SOURCE DATA Start Marker

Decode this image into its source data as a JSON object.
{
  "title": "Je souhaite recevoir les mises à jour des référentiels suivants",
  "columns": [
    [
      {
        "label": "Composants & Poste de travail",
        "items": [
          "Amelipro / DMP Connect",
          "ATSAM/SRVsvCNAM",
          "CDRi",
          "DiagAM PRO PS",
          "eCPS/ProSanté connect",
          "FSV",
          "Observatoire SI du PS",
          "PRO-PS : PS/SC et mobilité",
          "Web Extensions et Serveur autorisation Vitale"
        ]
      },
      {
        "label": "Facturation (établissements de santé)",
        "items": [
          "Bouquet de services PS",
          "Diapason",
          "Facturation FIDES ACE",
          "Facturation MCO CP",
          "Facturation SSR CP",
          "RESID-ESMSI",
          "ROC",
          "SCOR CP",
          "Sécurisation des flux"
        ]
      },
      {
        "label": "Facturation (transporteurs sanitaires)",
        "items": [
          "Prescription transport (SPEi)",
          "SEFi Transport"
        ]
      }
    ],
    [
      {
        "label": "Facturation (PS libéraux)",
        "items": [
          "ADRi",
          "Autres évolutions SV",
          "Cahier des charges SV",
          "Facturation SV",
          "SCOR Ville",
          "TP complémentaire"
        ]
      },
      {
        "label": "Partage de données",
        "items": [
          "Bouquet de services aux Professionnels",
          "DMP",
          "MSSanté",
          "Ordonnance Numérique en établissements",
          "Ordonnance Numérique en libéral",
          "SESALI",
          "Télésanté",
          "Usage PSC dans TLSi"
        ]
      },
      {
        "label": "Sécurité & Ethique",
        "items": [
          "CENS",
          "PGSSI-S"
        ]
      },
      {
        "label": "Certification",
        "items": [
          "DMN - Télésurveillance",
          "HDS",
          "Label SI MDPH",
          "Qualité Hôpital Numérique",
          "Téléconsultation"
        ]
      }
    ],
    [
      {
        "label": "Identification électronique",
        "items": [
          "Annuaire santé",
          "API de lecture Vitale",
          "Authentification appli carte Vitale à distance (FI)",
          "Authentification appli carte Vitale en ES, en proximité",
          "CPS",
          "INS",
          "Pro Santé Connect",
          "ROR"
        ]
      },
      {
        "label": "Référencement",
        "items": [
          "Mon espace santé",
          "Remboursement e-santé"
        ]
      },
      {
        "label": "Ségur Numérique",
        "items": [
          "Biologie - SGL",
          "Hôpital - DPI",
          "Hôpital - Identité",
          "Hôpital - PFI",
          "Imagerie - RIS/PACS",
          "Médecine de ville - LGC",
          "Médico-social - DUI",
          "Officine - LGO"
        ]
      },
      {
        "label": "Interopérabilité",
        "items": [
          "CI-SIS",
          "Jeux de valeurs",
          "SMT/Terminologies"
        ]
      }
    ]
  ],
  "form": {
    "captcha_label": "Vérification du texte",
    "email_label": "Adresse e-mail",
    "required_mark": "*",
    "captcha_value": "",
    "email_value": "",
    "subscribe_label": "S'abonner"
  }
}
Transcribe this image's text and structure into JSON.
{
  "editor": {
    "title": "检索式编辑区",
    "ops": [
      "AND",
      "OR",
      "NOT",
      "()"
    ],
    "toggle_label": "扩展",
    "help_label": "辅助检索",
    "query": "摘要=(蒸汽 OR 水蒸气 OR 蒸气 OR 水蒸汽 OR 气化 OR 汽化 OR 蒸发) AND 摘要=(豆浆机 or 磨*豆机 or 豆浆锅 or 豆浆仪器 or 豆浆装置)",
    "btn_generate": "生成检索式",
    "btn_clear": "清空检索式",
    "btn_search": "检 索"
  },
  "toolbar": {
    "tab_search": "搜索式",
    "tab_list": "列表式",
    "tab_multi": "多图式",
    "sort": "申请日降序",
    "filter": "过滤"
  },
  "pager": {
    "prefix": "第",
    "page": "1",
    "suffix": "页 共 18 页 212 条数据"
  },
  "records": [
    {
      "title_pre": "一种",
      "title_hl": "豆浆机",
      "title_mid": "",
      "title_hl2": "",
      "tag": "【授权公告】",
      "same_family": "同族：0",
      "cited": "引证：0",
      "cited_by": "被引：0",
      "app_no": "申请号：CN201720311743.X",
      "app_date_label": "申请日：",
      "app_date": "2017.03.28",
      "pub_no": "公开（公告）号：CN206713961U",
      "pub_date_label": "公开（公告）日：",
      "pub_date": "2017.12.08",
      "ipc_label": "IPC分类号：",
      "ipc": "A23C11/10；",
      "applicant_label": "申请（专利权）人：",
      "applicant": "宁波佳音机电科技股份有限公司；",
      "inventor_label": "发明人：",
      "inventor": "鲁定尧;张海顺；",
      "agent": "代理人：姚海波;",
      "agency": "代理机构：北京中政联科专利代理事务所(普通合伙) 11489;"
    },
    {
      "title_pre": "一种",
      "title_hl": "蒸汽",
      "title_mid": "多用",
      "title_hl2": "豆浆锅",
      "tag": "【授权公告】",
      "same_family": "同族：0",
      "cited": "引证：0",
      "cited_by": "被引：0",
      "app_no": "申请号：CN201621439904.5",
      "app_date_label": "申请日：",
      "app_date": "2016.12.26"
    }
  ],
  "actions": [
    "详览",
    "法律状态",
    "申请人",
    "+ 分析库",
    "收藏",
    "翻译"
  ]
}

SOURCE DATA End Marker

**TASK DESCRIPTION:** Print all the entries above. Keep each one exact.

**YOUR SOLUTION:**
Decode this image into its source data as a JSON object.
{
  "title": "Je souhaite recevoir les mises à jour des référentiels suivants",
  "columns": [
    [
      {
        "label": "Composants & Poste de travail",
        "items": [
          "Amelipro / DMP Connect",
          "ATSAM/SRVsvCNAM",
          "CDRi",
          "DiagAM PRO PS",
          "eCPS/ProSanté connect",
          "FSV",
          "Observatoire SI du PS",
          "PRO-PS : PS/SC et mobilité",
          "Web Extensions et Serveur autorisation Vitale"
        ]
      },
      {
        "label": "Facturation (établissements de santé)",
        "items": [
          "Bouquet de services PS",
          "Diapason",
          "Facturation FIDES ACE",
          "Facturation MCO CP",
          "Facturation SSR CP",
          "RESID-ESMSI",
          "ROC",
          "SCOR CP",
          "Sécurisation des flux"
        ]
      },
      {
        "label": "Facturation (transporteurs sanitaires)",
        "items": [
          "Prescription transport (SPEi)",
          "SEFi Transport"
        ]
      }
    ],
    [
      {
        "label": "Facturation (PS libéraux)",
        "items": [
          "ADRi",
          "Autres évolutions SV",
          "Cahier des charges SV",
          "Facturation SV",
          "SCOR Ville",
          "TP complémentaire"
        ]
      },
      {
        "label": "Partage de données",
        "items": [
          "Bouquet de services aux Professionnels",
          "DMP",
          "MSSanté",
          "Ordonnance Numérique en établissements",
          "Ordonnance Numérique en libéral",
          "SESALI",
          "Télésanté",
          "Usage PSC dans TLSi"
        ]
      },
      {
        "label": "Sécurité & Ethique",
        "items": [
          "CENS",
          "PGSSI-S"
        ]
      },
      {
        "label": "Certification",
        "items": [
          "DMN - Télésurveillance",
          "HDS",
          "Label SI MDPH",
          "Qualité Hôpital Numérique",
          "Téléconsultation"
        ]
      }
    ],
    [
      {
        "label": "Identification électronique",
        "items": [
          "Annuaire santé",
          "API de lecture Vitale",
          "Authentification appli carte Vitale à distance (FI)",
          "Authentification appli carte Vitale en ES, en proximité",
          "CPS",
          "INS",
          "Pro Santé Connect",
          "ROR"
        ]
      },
      {
        "label": "Référencement",
        "items": [
          "Mon espace santé",
          "Remboursement e-santé"
        ]
      },
      {
        "label": "Ségur Numérique",
        "items": [
          "Biologie - SGL",
          "Hôpital - DPI",
          "Hôpital - Identité",
          "Hôpital - PFI",
          "Imagerie - RIS/PACS",
          "Médecine de ville - LGC",
          "Médico-social - DUI",
          "Officine - LGO"
        ]
      },
      {
        "label": "Interopérabilité",
        "items": [
          "CI-SIS",
          "Jeux de valeurs",
          "SMT/Terminologies"
        ]
      }
    ]
  ],
  "form": {
    "captcha_label": "Vérification du texte",
    "email_label": "Adresse e-mail",
    "required_mark": "*",
    "captcha_value": "",
    "email_value": "",
    "subscribe_label": "S'abonner"
  }
}
Transcribe this image's text and structure into JSON.
{
  "editor": {
    "title": "检索式编辑区",
    "ops": [
      "AND",
      "OR",
      "NOT",
      "()"
    ],
    "toggle_label": "扩展",
    "help_label": "辅助检索",
    "query": "摘要=(蒸汽 OR 水蒸气 OR 蒸气 OR 水蒸汽 OR 气化 OR 汽化 OR 蒸发) AND 摘要=(豆浆机 or 磨*豆机 or 豆浆锅 or 豆浆仪器 or 豆浆装置)",
    "btn_generate": "生成检索式",
    "btn_clear": "清空检索式",
    "btn_search": "检 索"
  },
  "toolbar": {
    "tab_search": "搜索式",
    "tab_list": "列表式",
    "tab_multi": "多图式",
    "sort": "申请日降序",
    "filter": "过滤"
  },
  "pager": {
    "prefix": "第",
    "page": "1",
    "suffix": "页 共 18 页 212 条数据"
  },
  "records": [
    {
      "title_pre": "一种",
      "title_hl": "豆浆机",
      "title_mid": "",
      "title_hl2": "",
      "tag": "【授权公告】",
      "same_family": "同族：0",
      "cited": "引证：0",
      "cited_by": "被引：0",
      "app_no": "申请号：CN201720311743.X",
      "app_date_label": "申请日：",
      "app_date": "2017.03.28",
      "pub_no": "公开（公告）号：CN206713961U",
      "pub_date_label": "公开（公告）日：",
      "pub_date": "2017.12.08",
      "ipc_label": "IPC分类号：",
      "ipc": "A23C11/10；",
      "applicant_label": "申请（专利权）人：",
      "applicant": "宁波佳音机电科技股份有限公司；",
      "inventor_label": "发明人：",
      "inventor": "鲁定尧;张海顺；",
      "agent": "代理人：姚海波;",
      "agency": "代理机构：北京中政联科专利代理事务所(普通合伙) 11489;"
    },
    {
      "title_pre": "一种",
      "title_hl": "蒸汽",
      "title_mid": "多用",
      "title_hl2": "豆浆锅",
      "tag": "【授权公告】",
      "same_family": "同族：0",
      "cited": "引证：0",
      "cited_by": "被引：0",
      "app_no": "申请号：CN201621439904.5",
      "app_date_label": "申请日：",
      "app_date": "2016.12.26"
    }
  ],
  "actions": [
    "详览",
    "法律状态",
    "申请人",
    "+ 分析库",
    "收藏",
    "翻译"
  ]
}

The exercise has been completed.